=== Begin Enclosure ===
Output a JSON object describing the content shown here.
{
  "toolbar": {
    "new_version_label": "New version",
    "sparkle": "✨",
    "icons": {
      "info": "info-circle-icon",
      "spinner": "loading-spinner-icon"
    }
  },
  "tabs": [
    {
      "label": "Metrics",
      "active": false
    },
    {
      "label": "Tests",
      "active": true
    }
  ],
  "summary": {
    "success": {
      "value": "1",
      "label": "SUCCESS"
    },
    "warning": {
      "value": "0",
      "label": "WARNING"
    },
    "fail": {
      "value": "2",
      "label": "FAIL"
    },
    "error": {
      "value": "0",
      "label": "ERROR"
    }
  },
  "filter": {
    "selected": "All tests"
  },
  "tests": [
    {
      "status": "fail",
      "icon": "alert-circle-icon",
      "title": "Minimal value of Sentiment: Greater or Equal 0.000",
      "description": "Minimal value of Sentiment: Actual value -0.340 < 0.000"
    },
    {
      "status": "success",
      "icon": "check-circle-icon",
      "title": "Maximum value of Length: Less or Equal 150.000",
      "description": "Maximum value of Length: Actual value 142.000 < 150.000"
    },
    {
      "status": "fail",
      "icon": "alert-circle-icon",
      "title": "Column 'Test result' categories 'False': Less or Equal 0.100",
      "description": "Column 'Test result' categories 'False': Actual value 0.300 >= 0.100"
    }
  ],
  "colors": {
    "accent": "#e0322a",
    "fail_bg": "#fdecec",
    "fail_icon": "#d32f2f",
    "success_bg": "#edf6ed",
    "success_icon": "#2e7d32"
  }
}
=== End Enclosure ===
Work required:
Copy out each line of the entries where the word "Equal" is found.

Written solution:
      "title": "Minimal value of Sentiment: Greater or Equal 0.000",
      "title": "Maximum value of Length: Less or Equal 150.000",
      "title": "Column 'Test result' categories 'False': Less or Equal 0.100",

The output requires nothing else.